Among the three conferences the Longhorns could plausibly join, the Big Ten is the most attractive. The average Big Ten school is 1,022 miles from Austin, whereas the average Pac Ten school is 1,377 miles away. Six Pac ten schools are farther than any in the Big Ten. Except for Penn State, every Big Ten school is under 1,200 miles from Austin. Except for the two Arizona schools, every Pac Ten institution is over 1,200 miles and two time zones away. While the SEC might be closer geographically for the Longhorns, the SEC does not have the academic reputation of either the Big Ten or the Pac Ten.
I think there is very little doubt that Texas is the big fish that Jim Delaney and Gordon Gee would love to hook. Whether they can depends on how big a “problem” the “‘Tech’ problem” really is.
Or, at least he thinks he does.

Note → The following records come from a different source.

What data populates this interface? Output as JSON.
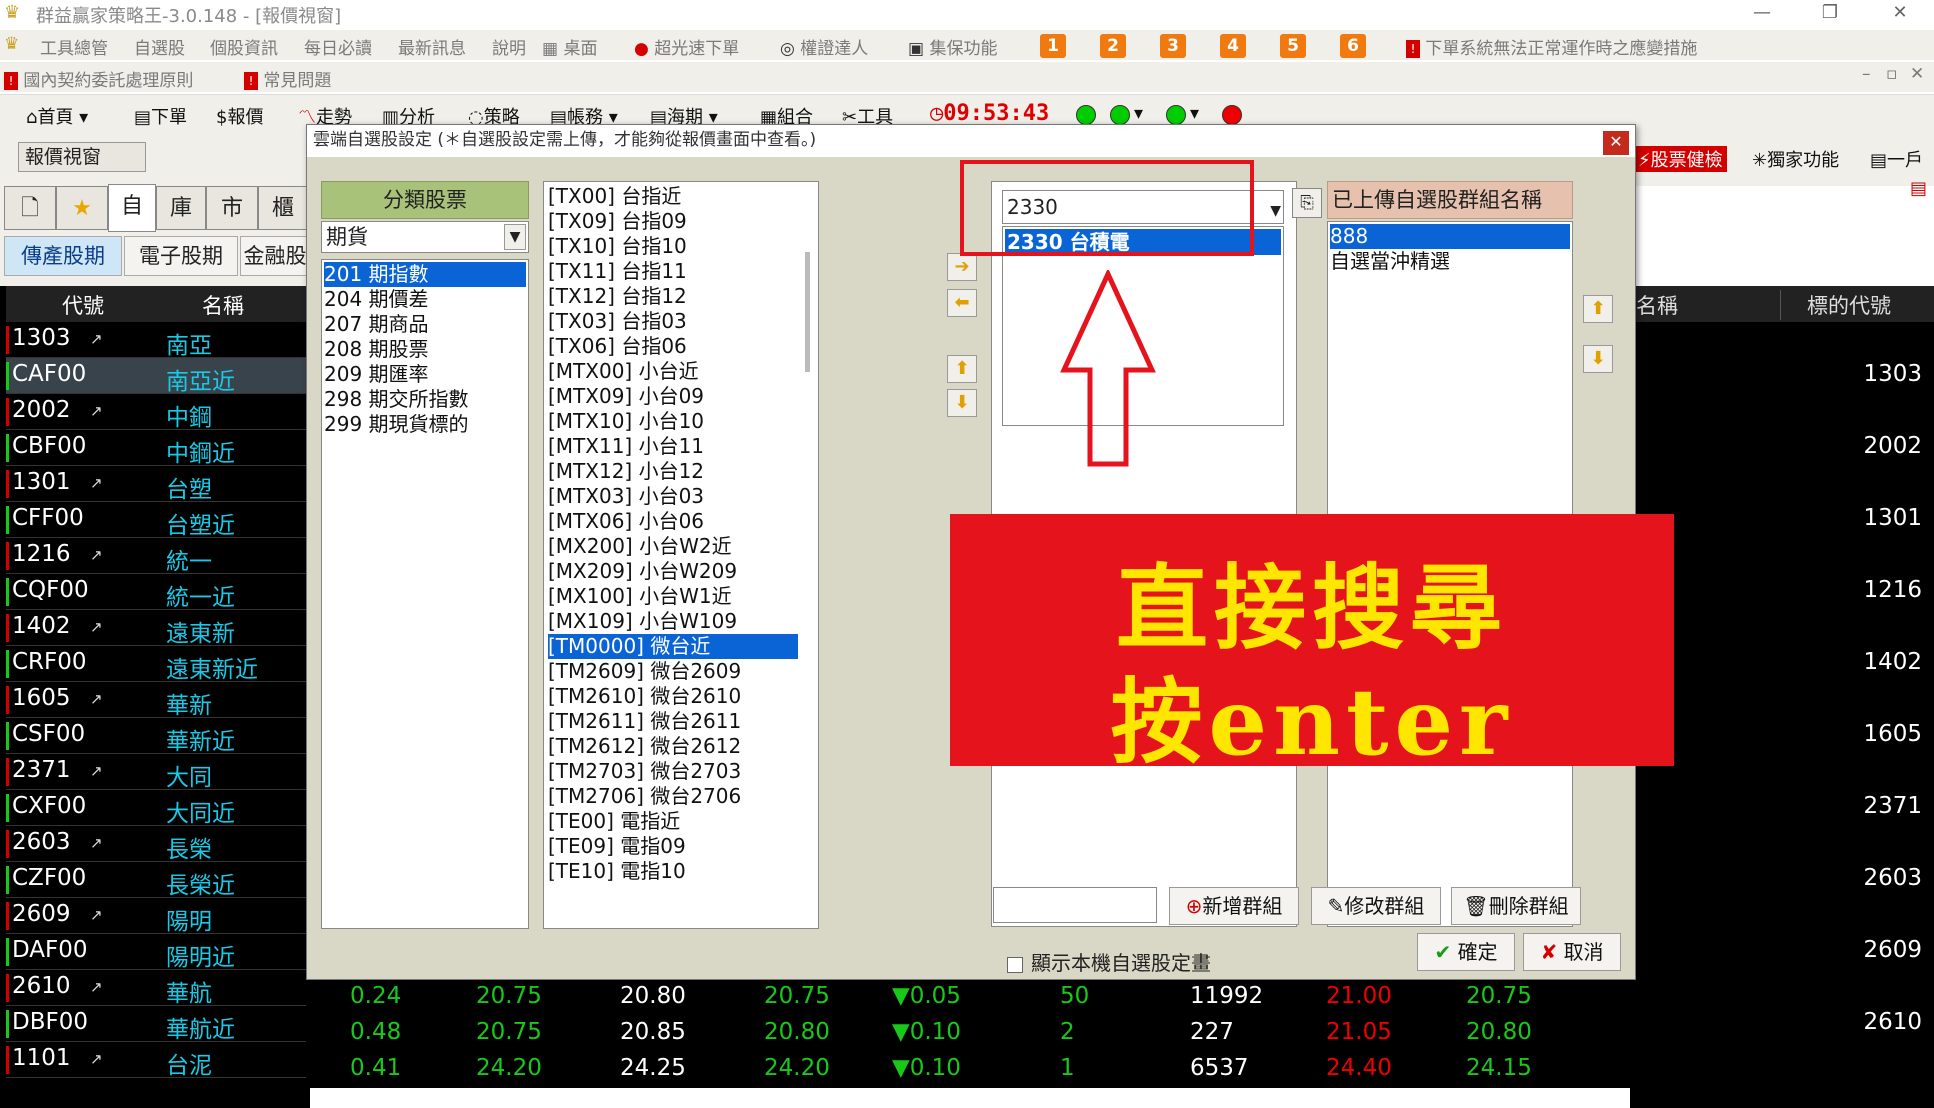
{
  "window": {
    "title": "群益贏家策略王-3.0.148 - [報價視窗]"
  },
  "menu1": [
    "工具總管",
    "自選股",
    "個股資訊",
    "每日必讀",
    "最新訊息",
    "說明",
    "桌面",
    "超光速下單",
    "權證達人",
    "集保功能",
    "1",
    "2",
    "3",
    "4",
    "5",
    "6",
    "下單系統無法正常運作時之應變措施"
  ],
  "menu2": [
    "國內契約委託處理原則",
    "常見問題"
  ],
  "toolbar": {
    "items": [
      "首頁",
      "下單",
      "報價",
      "走勢",
      "分析",
      "策略",
      "帳務",
      "海期",
      "組合",
      "工具"
    ],
    "clock": "09:53:43"
  },
  "report_tab": "報價視窗",
  "right_tools": [
    "股票健檢",
    "獨家功能",
    "一戶"
  ],
  "left_tabs": {
    "icons": [
      "自",
      "庫",
      "市",
      "櫃"
    ],
    "cats": [
      "傳產股期",
      "電子股期",
      "金融股"
    ]
  },
  "quote_headers": {
    "code": "代號",
    "name": "名稱"
  },
  "quote_rows": [
    {
      "code": "1303",
      "name": "南亞",
      "stock": true
    },
    {
      "code": "CAF00",
      "name": "南亞近",
      "stock": false
    },
    {
      "code": "2002",
      "name": "中鋼",
      "stock": true
    },
    {
      "code": "CBF00",
      "name": "中鋼近",
      "stock": false
    },
    {
      "code": "1301",
      "name": "台塑",
      "stock": true
    },
    {
      "code": "CFF00",
      "name": "台塑近",
      "stock": false
    },
    {
      "code": "1216",
      "name": "統一",
      "stock": true
    },
    {
      "code": "CQF00",
      "name": "統一近",
      "stock": false
    },
    {
      "code": "1402",
      "name": "遠東新",
      "stock": true
    },
    {
      "code": "CRF00",
      "name": "遠東新近",
      "stock": false
    },
    {
      "code": "1605",
      "name": "華新",
      "stock": true
    },
    {
      "code": "CSF00",
      "name": "華新近",
      "stock": false
    },
    {
      "code": "2371",
      "name": "大同",
      "stock": true
    },
    {
      "code": "CXF00",
      "name": "大同近",
      "stock": false
    },
    {
      "code": "2603",
      "name": "長榮",
      "stock": true
    },
    {
      "code": "CZF00",
      "name": "長榮近",
      "stock": false
    },
    {
      "code": "2609",
      "name": "陽明",
      "stock": true
    },
    {
      "code": "DAF00",
      "name": "陽明近",
      "stock": false
    },
    {
      "code": "2610",
      "name": "華航",
      "stock": true
    },
    {
      "code": "DBF00",
      "name": "華航近",
      "stock": false
    },
    {
      "code": "1101",
      "name": "台泥",
      "stock": true
    }
  ],
  "right_headers": {
    "name": "名稱",
    "underlying": "標的代號"
  },
  "right_codes": [
    "1303",
    "2002",
    "1301",
    "1216",
    "1402",
    "1605",
    "2371",
    "2603",
    "2609",
    "2610"
  ],
  "bottom_rows": [
    {
      "a": "0.24",
      "b": "20.75",
      "c": "20.80",
      "d": "20.75",
      "chg": "▼0.05",
      "vol": "50",
      "tot": "11992",
      "hi": "21.00",
      "lo": "20.75"
    },
    {
      "a": "0.48",
      "b": "20.75",
      "c": "20.85",
      "d": "20.80",
      "chg": "▼0.10",
      "vol": "2",
      "tot": "227",
      "hi": "21.05",
      "lo": "20.80"
    },
    {
      "a": "0.41",
      "b": "24.20",
      "c": "24.25",
      "d": "24.20",
      "chg": "▼0.10",
      "vol": "1",
      "tot": "6537",
      "hi": "24.40",
      "lo": "24.15"
    }
  ],
  "dialog": {
    "title": "雲端自選股設定 (＊自選股設定需上傳，才能夠從報價畫面中查看。)",
    "category_header": "分類股票",
    "category_select": "期貨",
    "categories": [
      "201 期指數",
      "204 期價差",
      "207 期商品",
      "208 期股票",
      "209 期匯率",
      "298 期交所指數",
      "299 期現貨標的"
    ],
    "products": [
      "[TX00] 台指近",
      "[TX09] 台指09",
      "[TX10] 台指10",
      "[TX11] 台指11",
      "[TX12] 台指12",
      "[TX03] 台指03",
      "[TX06] 台指06",
      "[MTX00] 小台近",
      "[MTX09] 小台09",
      "[MTX10] 小台10",
      "[MTX11] 小台11",
      "[MTX12] 小台12",
      "[MTX03] 小台03",
      "[MTX06] 小台06",
      "[MX200] 小台W2近",
      "[MX209] 小台W209",
      "[MX100] 小台W1近",
      "[MX109] 小台W109",
      "[TM0000] 微台近",
      "[TM2609] 微台2609",
      "[TM2610] 微台2610",
      "[TM2611] 微台2611",
      "[TM2612] 微台2612",
      "[TM2703] 微台2703",
      "[TM2706] 微台2706",
      "[TE00] 電指近",
      "[TE09] 電指09",
      "[TE10] 電指10"
    ],
    "search_value": "2330",
    "search_result": "2330 台積電",
    "group_header": "已上傳自選股群組名稱",
    "groups": [
      "888",
      "自選當沖精選"
    ],
    "btn_add_group": "新增群組",
    "btn_edit_group": "修改群組",
    "btn_delete_group": "刪除群組",
    "show_local": "顯示本機自選股定畫",
    "ok": "確定",
    "cancel": "取消"
  },
  "annotation": {
    "line1": "直接搜尋",
    "line2": "按enter"
  },
  "colors": {
    "accent_red": "#e5131c",
    "annotation_text": "#ffe600",
    "selection_blue": "#0a64d6"
  }
}
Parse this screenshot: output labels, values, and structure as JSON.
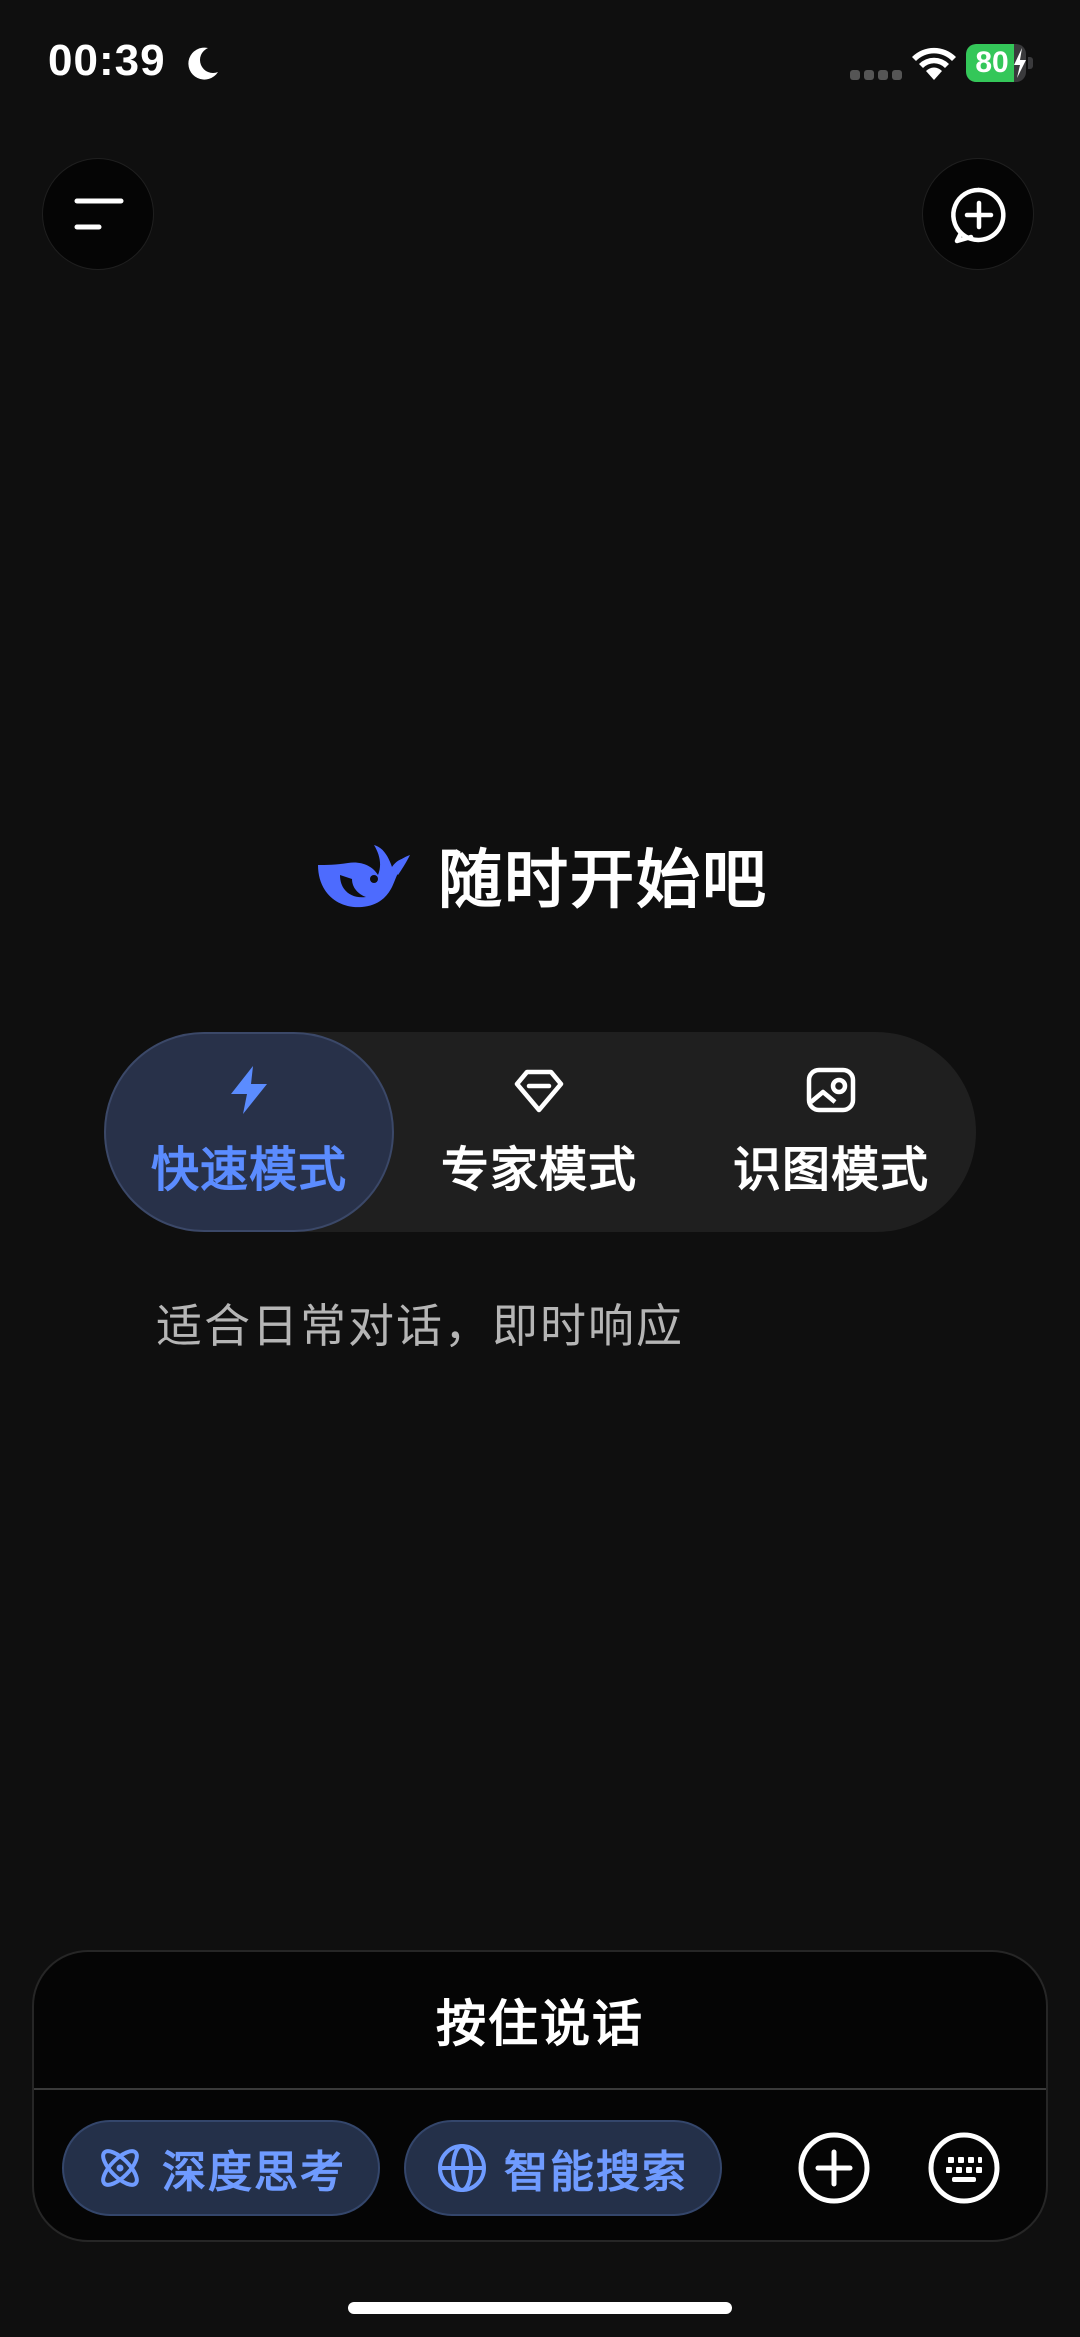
{
  "status_bar": {
    "time": "00:39",
    "battery_level": "80",
    "battery_fraction": 0.8
  },
  "welcome": {
    "title": "随时开始吧"
  },
  "modes": {
    "items": [
      {
        "label": "快速模式",
        "icon": "lightning-icon",
        "active": true
      },
      {
        "label": "专家模式",
        "icon": "diamond-icon",
        "active": false
      },
      {
        "label": "识图模式",
        "icon": "image-scan-icon",
        "active": false
      }
    ],
    "description": "适合日常对话，即时响应"
  },
  "input_panel": {
    "hold_to_talk_label": "按住说话",
    "chips": [
      {
        "label": "深度思考",
        "icon": "atom-icon"
      },
      {
        "label": "智能搜索",
        "icon": "globe-icon"
      }
    ]
  },
  "colors": {
    "background": "#0f0f0f",
    "accent": "#5b8cff",
    "active_mode_bg": "#283149",
    "chip_bg": "#243049",
    "battery_green": "#34c759"
  }
}
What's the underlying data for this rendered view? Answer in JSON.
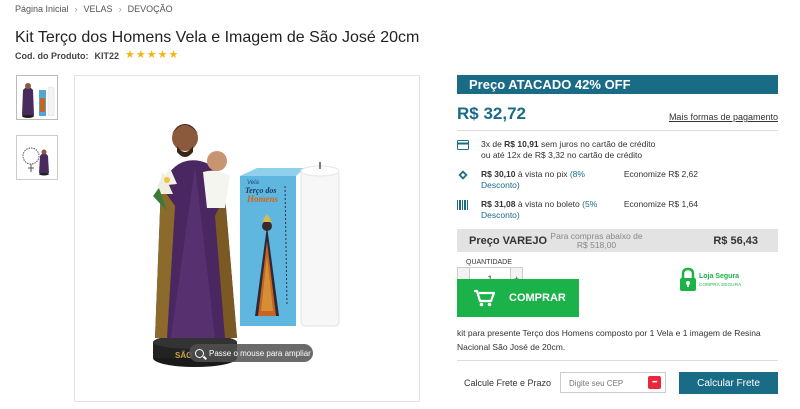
{
  "breadcrumb": {
    "items": [
      "Página Inicial",
      "VELAS",
      "DEVOÇÃO"
    ],
    "separator": "›"
  },
  "product": {
    "title": "Kit Terço dos Homens Vela e Imagem de São José 20cm",
    "code_label": "Cod. do Produto:",
    "code_value": "KIT22",
    "rating_stars": 5,
    "zoom_hint": "Passe o mouse para ampliar",
    "description": "kit para presente Terço dos Homens composto por 1 Vela e 1 imagem de Resina Nacional São José de 20cm."
  },
  "pricing": {
    "wholesale_banner": "Preço ATACADO 42% OFF",
    "price": "R$ 32,72",
    "more_payments": "Mais formas de pagamento",
    "installments_pre": "3x de ",
    "installments_value": "R$ 10,91",
    "installments_post": " sem juros no cartão de crédito",
    "installments_alt": "ou até 12x de R$ 3,32 no cartão de crédito",
    "pix_value": "R$ 30,10",
    "pix_text": " à vista no pix ",
    "pix_discount": "(8% Desconto)",
    "pix_savings": "Economize R$ 2,62",
    "boleto_value": "R$ 31,08",
    "boleto_text": " à vista no boleto ",
    "boleto_discount": "(5% Desconto)",
    "boleto_savings": "Economize R$ 1,64",
    "retail_label": "Preço VAREJO",
    "retail_note": "Para compras abaixo de R$ 518,00",
    "retail_price": "R$ 56,43"
  },
  "quantity": {
    "label": "QUANTIDADE",
    "value": "1",
    "minus": "-",
    "plus": "+"
  },
  "buy_button": "COMPRAR",
  "secure_badge": {
    "title": "Loja Segura",
    "subtitle": "COMPRA SEGURA"
  },
  "freight": {
    "label": "Calcule Frete e Prazo",
    "placeholder": "Digite seu CEP",
    "button": "Calcular Frete"
  },
  "colors": {
    "accent": "#1a6b86",
    "buy": "#1cb24a",
    "star": "#f6b40e",
    "cep_icon": "#e8283b"
  }
}
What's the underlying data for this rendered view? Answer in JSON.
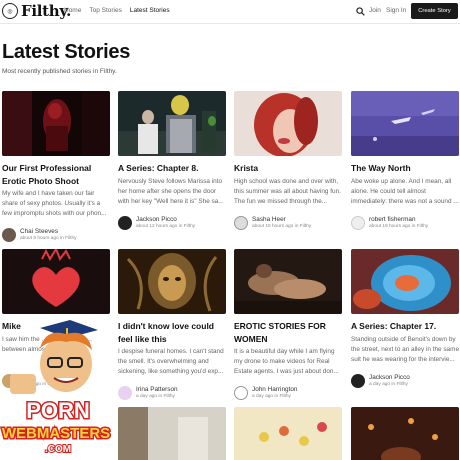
{
  "header": {
    "logo_text": "Filthy.",
    "nav": [
      "Home",
      "Top Stories",
      "Latest Stories"
    ],
    "active_nav": "Latest Stories",
    "join_label": "Join",
    "signin_label": "Sign In",
    "create_label": "Create Story"
  },
  "page": {
    "title": "Latest Stories",
    "subtitle": "Most recently published stories in Filthy."
  },
  "stories": [
    {
      "title": "Our First Professional Erotic Photo Shoot",
      "excerpt": "My wife and I have taken our fair share of sexy photos. Usually it's a few impromptu shots with our phon...",
      "author": "Chai Steeves",
      "meta": "about 5 hours ago in Filthy"
    },
    {
      "title": "A Series: Chapter 8.",
      "excerpt": "Nervously Steve follows Marissa into her home after she opens the door with her key \"Well here it is\" She sa...",
      "author": "Jackson Picco",
      "meta": "about 12 hours ago in Filthy"
    },
    {
      "title": "Krista",
      "excerpt": "High school was done and over with, this summer was all about having fun. The fun we missed through the...",
      "author": "Sasha Heer",
      "meta": "about 15 hours ago in Filthy"
    },
    {
      "title": "The Way North",
      "excerpt": "Abe woke up alone. And I mean, all alone. He could tell almost immediately: there was not a sound ...",
      "author": "robert fisherman",
      "meta": "about 19 hours ago in Filthy"
    },
    {
      "title": "Mike",
      "excerpt": "I saw him the ... the bar. He lo... between almost a...",
      "author": "Ma...",
      "meta": "a day ago in Filthy"
    },
    {
      "title": "I didn't know love could feel like this",
      "excerpt": "I despise funeral homes. I can't stand the smell. It's overwhelming and sickening, like something you'd exp...",
      "author": "Irina Patterson",
      "meta": "a day ago in Filthy"
    },
    {
      "title": "EROTIC STORIES FOR WOMEN",
      "excerpt": "It is a beautiful day while I am flying my drone to make videos for Real Estate agents. I was just about don...",
      "author": "John Harrington",
      "meta": "a day ago in Filthy"
    },
    {
      "title": "A Series: Chapter 17.",
      "excerpt": "Standing outside of Benoit's down by the street, next to an alley in the same suit he was wearing for the intervie...",
      "author": "Jackson Picco",
      "meta": "a day ago in Filthy"
    }
  ],
  "watermark": {
    "line1": "PORN",
    "line2": "WEBMASTERS",
    "line3": ".COM"
  },
  "colors": {
    "create_button_bg": "#1a1a1a",
    "text_primary": "#111111",
    "text_muted": "#666666"
  }
}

Pat Forde does his best at trying to not sound like an SEC homer. Just kidding, he says that the Big Ten shouldn't expand to 14 or 16 teams because they won't get Notre Dame or Texas and no matter what they do the SEC will raid the best schools in the south in reaction. He Completely ignores the fact that the ACC just signed a huge deal (with ESPN, his employer, mind you) which will make their member schools that much less likely to jump ship.
This is one of the more ridiculous articles I've seen on the Big Ten expansion. The SEC love fest here is embarrasing.
"o while Delany fiddles up there in his cushy office in Chicago, the Big Ten burns. Down in Birmingham, Slive is smiling. Delany makes a move and Slive will make a move that's even better.
In a way, it's really sad. The once proud Big Ten has been emasculated by the SEC. And its only hope of deliverance is to pick up Notre Dame on the discount rack at Walmart. Or, if that fails again, cobble Rutgers, Pittsburgh, Nebraska and Missouri and try to sneak out in the express lane.
It doesn't appear the SEC really wants to expand. But Slive knows one thing for sure. Anything Jim Delany can do, he knows the SEC can do better. That's been proven off the field in recent years. It's also been demonstrated on the field.
The Big Ten had its day in the sun. And it was glorious. But it's over. And the boys up there might as well get used to playing second fiddle to the SEC."